Law enforcement conducting extra DWI enforcement period
ST. PAUL – Law enforcement and traffic safety partners across Minnesota will hold an Extra DWI Enforcement and Awareness Campaign through Sept. 7.
The Minnesota Department of Public Safety Office of Traffic Safety (DPS-OTS) coordinates the campaign and the funding is provided by the National Highway Traffic Safety Administration.
DPS-OTS is recognizing 48 officers, troopers, deputies, and prosecutors as the 13th DWI All-Star team. The All-Stars made 3,170 combined DWI arrests across Minnesota in 2019, protecting people from a driver’s choice to risk their own life and the lives of other people on the road by driving impaired.
“We’re so proud of the DWI All-Stars’ commitment to DWI enforcement and the priority that they place on saving lives and preventing serious injuries,” said Mike Hanson, Office of Traffic Safety director. “The All-Stars’ work and the efforts of all of our law enforcement and traffic safety partners in Minnesota are helping change dangerous driving behaviors. We can’t enforce our way out of impaired driving. It’s up to each driver to make the choice to drive sober and drive smart.”
Included among Greater Minnesota’s list of 2019 All-Stars are Deputy Jamie Meyer of the Mower County Sheriff’s Office and Officer Nate Curtiss of the Austin Police Department. During last year’s enforcement period, Meyer and Curtiss arrested 62 and 31 impaired drivers respectively.
Minnesota’s stay-at-home COVID-19 response contributed to less traffic and fewer DWIs compared to a year ago. As of Aug. 10, there were 13,816 DWI arrests year-to-date, compared with 16,881 arrests at this time last year. Unfortunately, after the drop in March and April, arrests are climbing.
Drunk driving-related deaths and alcohol-related serious injuries typically increase during the summer months.
DWI consequences can include loss of license for up to a year, thousands of dollars in costs and possible jail time. Repeat DWI offenders, as well as first-time offenders arrested at 0.16 and above alcohol-concentration level, must use ignition interlock in order to regain legal driving privileges or face at least one year without a driver’s license. Offenders with three or more offenses are required to use interlock for three to six years, or they will never regain driving privileges.

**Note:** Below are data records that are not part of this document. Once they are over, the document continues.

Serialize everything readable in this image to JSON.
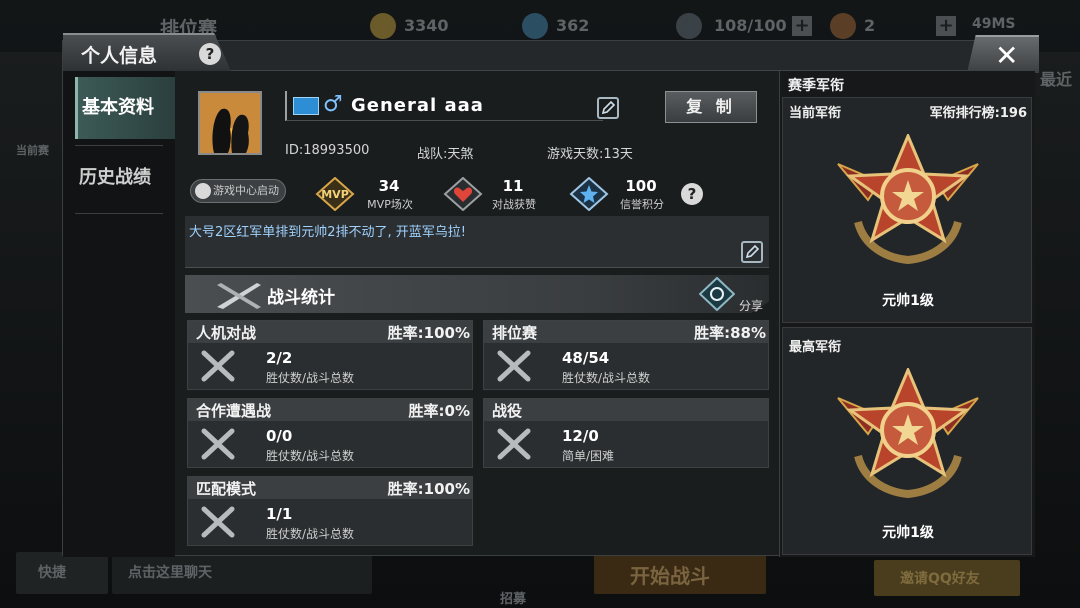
{
  "background": {
    "top_title": "排位赛",
    "gold": "3340",
    "diamonds": "362",
    "energy": "108/100",
    "tickets": "2",
    "signal": "49MS",
    "left_partial": "当前赛",
    "right_partial": "最近",
    "bottom_quick": "快捷",
    "bottom_chat_placeholder": "点击这里聊天",
    "bottom_start": "开始战斗",
    "bottom_invite": "邀请QQ好友",
    "bottom_recruit": "招募"
  },
  "modal": {
    "title": "个人信息",
    "help": "?",
    "close": "✕"
  },
  "nav": {
    "items": [
      {
        "label": "基本资料",
        "active": true
      },
      {
        "label": "历史战绩",
        "active": false
      }
    ]
  },
  "profile": {
    "gender_symbol": "♂",
    "name": "General aaa",
    "copy_label": "复 制",
    "id_text": "ID:18993500",
    "team_text": "战队:天煞",
    "days_text": "游戏天数:13天",
    "game_center": "游戏中心启动",
    "signature": "大号2区红军单排到元帅2排不动了, 开蓝军乌拉!"
  },
  "badges": [
    {
      "icon": "mvp-icon",
      "icon_text": "MVP",
      "value": "34",
      "label": "MVP场次"
    },
    {
      "icon": "heart-icon",
      "value": "11",
      "label": "对战获赞"
    },
    {
      "icon": "star-icon",
      "value": "100",
      "label": "信誉积分"
    }
  ],
  "combat": {
    "title": "战斗统计",
    "share": "分享",
    "cards": [
      {
        "name": "人机对战",
        "rate": "胜率:100%",
        "value": "2/2",
        "sub": "胜仗数/战斗总数"
      },
      {
        "name": "排位赛",
        "rate": "胜率:88%",
        "value": "48/54",
        "sub": "胜仗数/战斗总数"
      },
      {
        "name": "合作遭遇战",
        "rate": "胜率:0%",
        "value": "0/0",
        "sub": "胜仗数/战斗总数"
      },
      {
        "name": "战役",
        "rate": "",
        "value": "12/0",
        "sub": "简单/困难"
      },
      {
        "name": "匹配模式",
        "rate": "胜率:100%",
        "value": "1/1",
        "sub": "胜仗数/战斗总数"
      }
    ]
  },
  "rank": {
    "title": "赛季军衔",
    "current_label": "当前军衔",
    "leaderboard": "军衔排行榜:196",
    "current_rank": "元帅1级",
    "highest_label": "最高军衔",
    "highest_rank": "元帅1级"
  },
  "colors": {
    "accent_teal": "#3c5a57",
    "name_blue": "#9fd2ff",
    "medal_red": "#b8442b",
    "medal_gold": "#d8a64a"
  }
}
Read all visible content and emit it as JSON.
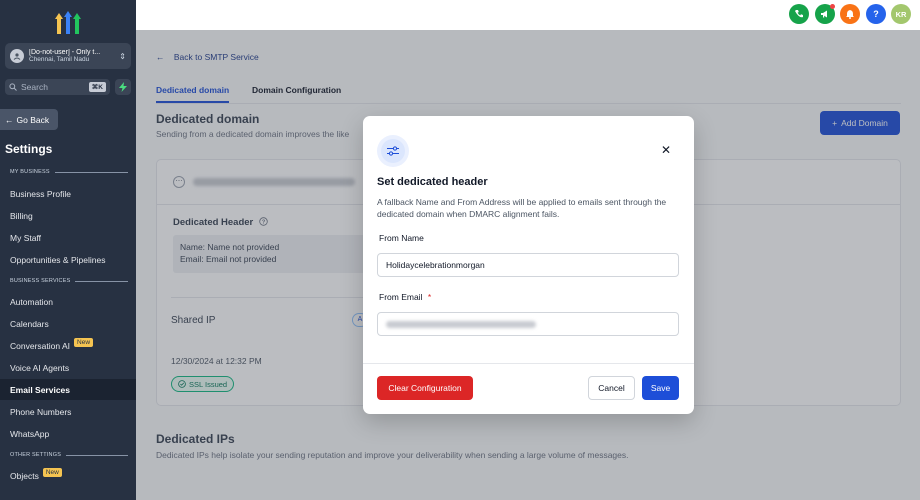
{
  "sidebar": {
    "account": {
      "name": "[Do-not-user] - Only t...",
      "location": "Chennai, Tamil Nadu"
    },
    "search": {
      "placeholder": "Search",
      "shortcut": "⌘K"
    },
    "go_back": "Go Back",
    "settings_title": "Settings",
    "sections": {
      "my_business": "MY BUSINESS",
      "business_services": "BUSINESS SERVICES",
      "other_settings": "OTHER SETTINGS"
    },
    "items": [
      {
        "label": "Business Profile"
      },
      {
        "label": "Billing"
      },
      {
        "label": "My Staff"
      },
      {
        "label": "Opportunities & Pipelines"
      },
      {
        "label": "Automation"
      },
      {
        "label": "Calendars"
      },
      {
        "label": "Conversation AI",
        "badge": "New"
      },
      {
        "label": "Voice AI Agents"
      },
      {
        "label": "Email Services",
        "active": true
      },
      {
        "label": "Phone Numbers"
      },
      {
        "label": "WhatsApp"
      },
      {
        "label": "Objects",
        "badge": "New"
      }
    ]
  },
  "topbar": {
    "icons": [
      "phone-icon",
      "megaphone-icon",
      "bell-icon",
      "help-icon"
    ],
    "avatar_initials": "KR",
    "colors": {
      "phone": "#16a34a",
      "megaphone": "#16a34a",
      "bell": "#f97316",
      "help": "#2563eb",
      "avatar": "#a3c76d"
    }
  },
  "main": {
    "back_link": "Back to SMTP Service",
    "tabs": [
      {
        "label": "Dedicated domain"
      },
      {
        "label": "Domain Configuration"
      }
    ],
    "page_title": "Dedicated domain",
    "page_subtitle": "Sending from a dedicated domain improves the like",
    "add_domain": "Add Domain",
    "card": {
      "dedicated_header_title": "Dedicated Header",
      "name_line": "Name: Name not provided",
      "email_line": "Email: Email not provided",
      "shared_ip": "Shared IP",
      "ip_pill": "A",
      "date": "12/30/2024 at 12:32 PM",
      "ssl": "SSL Issued"
    },
    "ips_title": "Dedicated IPs",
    "ips_subtitle": "Dedicated IPs help isolate your sending reputation and improve your deliverability when sending a large volume of messages."
  },
  "modal": {
    "title": "Set dedicated header",
    "description": "A fallback Name and From Address will be applied to emails sent through the dedicated domain when DMARC alignment fails.",
    "from_name_label": "From Name",
    "from_name_value": "Holidaycelebrationmorgan",
    "from_email_label": "From Email",
    "required_mark": "*",
    "clear_button": "Clear Configuration",
    "cancel_button": "Cancel",
    "save_button": "Save"
  }
}
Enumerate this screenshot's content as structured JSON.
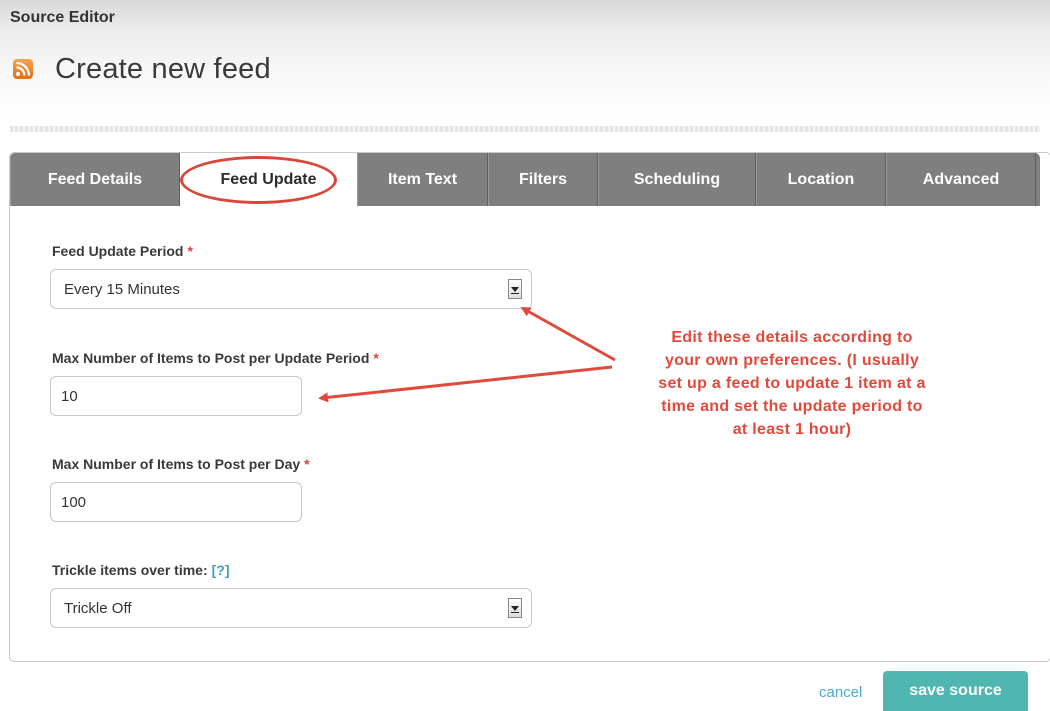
{
  "header": {
    "app_title": "Source Editor",
    "page_title": "Create new feed",
    "icon": "rss-feed-icon"
  },
  "tabs": [
    {
      "label": "Feed Details",
      "active": false
    },
    {
      "label": "Feed Update",
      "active": true
    },
    {
      "label": "Item Text",
      "active": false
    },
    {
      "label": "Filters",
      "active": false
    },
    {
      "label": "Scheduling",
      "active": false
    },
    {
      "label": "Location",
      "active": false
    },
    {
      "label": "Advanced",
      "active": false
    }
  ],
  "form": {
    "update_period": {
      "label": "Feed Update Period",
      "required_mark": "*",
      "value": "Every 15 Minutes"
    },
    "max_items_per_period": {
      "label": "Max Number of Items to Post per Update Period",
      "required_mark": "*",
      "value": "10"
    },
    "max_items_per_day": {
      "label": "Max Number of Items to Post per Day",
      "required_mark": "*",
      "value": "100"
    },
    "trickle": {
      "label": "Trickle items over time:",
      "help_link": "[?]",
      "value": "Trickle Off"
    }
  },
  "annotation": {
    "lines": [
      "Edit these details according to",
      "your own preferences.  (I usually",
      "set up a feed to update 1 item at a",
      "time and set the update period to",
      "at least 1 hour)"
    ],
    "color": "#e04a3c"
  },
  "footer": {
    "cancel_label": "cancel",
    "save_label": "save source"
  },
  "colors": {
    "tab_bar": "#7f7f7f",
    "save_button": "#4fb6b1",
    "link": "#4ba9cc",
    "required": "#d9463b"
  }
}
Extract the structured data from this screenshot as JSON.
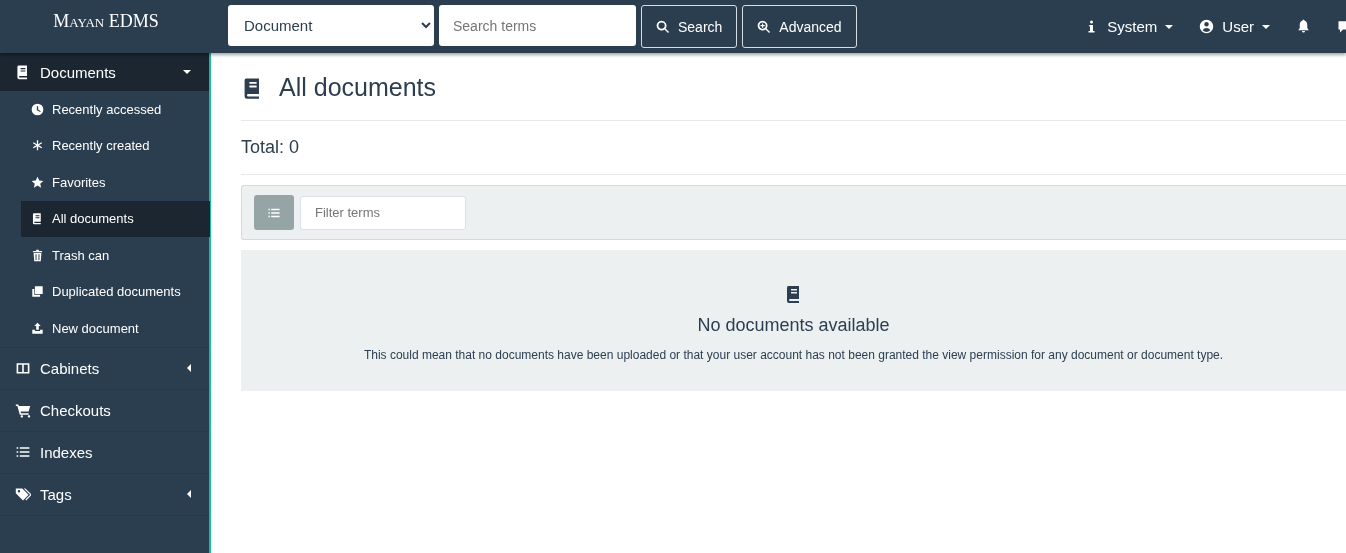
{
  "brand": "Mayan EDMS",
  "search": {
    "model": "Document",
    "placeholder": "Search terms",
    "search_button": "Search",
    "advanced_button": "Advanced"
  },
  "top_menu": [
    {
      "label": "System",
      "kind": "dropdown"
    },
    {
      "label": "User",
      "kind": "dropdown"
    },
    {
      "kind": "notifications"
    },
    {
      "kind": "messages"
    }
  ],
  "sidebar": {
    "items": [
      {
        "label": "Documents",
        "kind": "submenu",
        "expanded": true,
        "children": [
          {
            "label": "Recently accessed",
            "selected": false
          },
          {
            "label": "Recently created",
            "selected": false
          },
          {
            "label": "Favorites",
            "selected": false
          },
          {
            "label": "All documents",
            "selected": true
          },
          {
            "label": "Trash can",
            "selected": false
          },
          {
            "label": "Duplicated documents",
            "selected": false
          },
          {
            "label": "New document",
            "selected": false
          }
        ]
      },
      {
        "label": "Cabinets",
        "kind": "submenu",
        "expanded": false
      },
      {
        "label": "Checkouts",
        "kind": "link"
      },
      {
        "label": "Indexes",
        "kind": "link"
      },
      {
        "label": "Tags",
        "kind": "submenu",
        "expanded": false
      }
    ]
  },
  "page": {
    "title": "All documents",
    "total": "Total: 0",
    "filter_placeholder": "Filter terms",
    "empty": {
      "title": "No documents available",
      "text": "This could mean that no documents have been uploaded or that your user account has not been granted the view permission for any document or document type."
    }
  }
}
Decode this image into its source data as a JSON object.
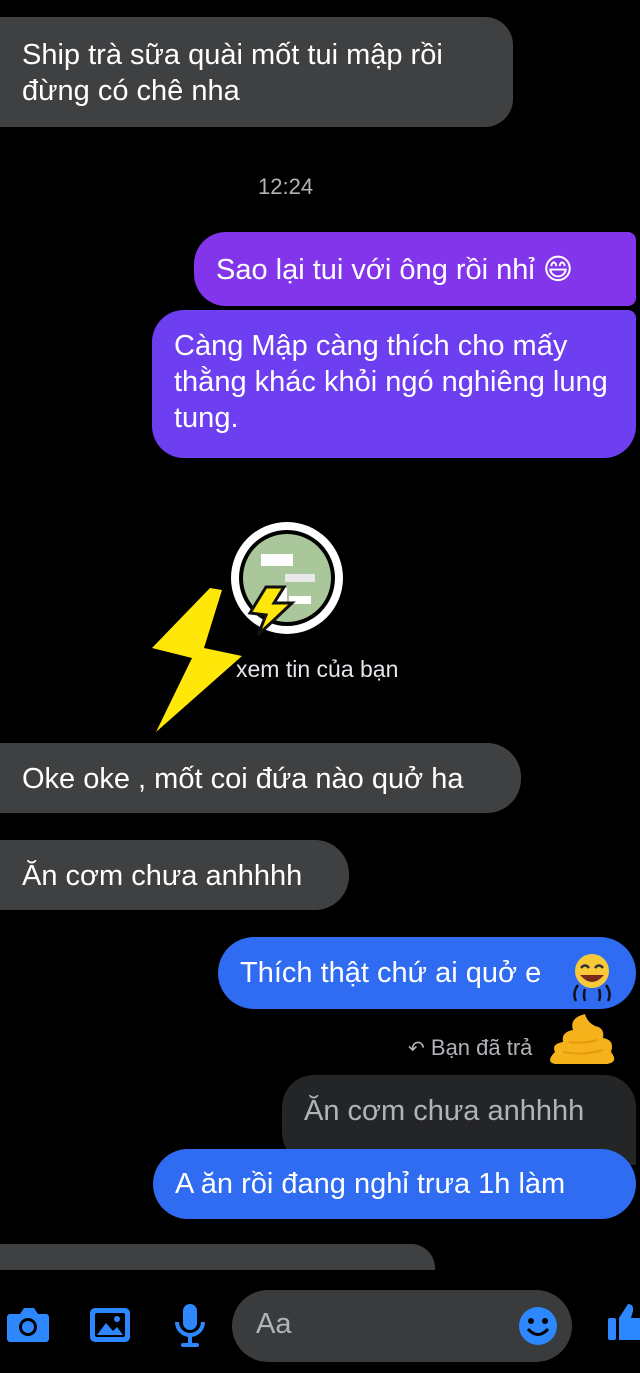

The Minnesota Department of Health on Monday reported nine new cases of COVID-19 over the weekend in Mower County, bringing... read more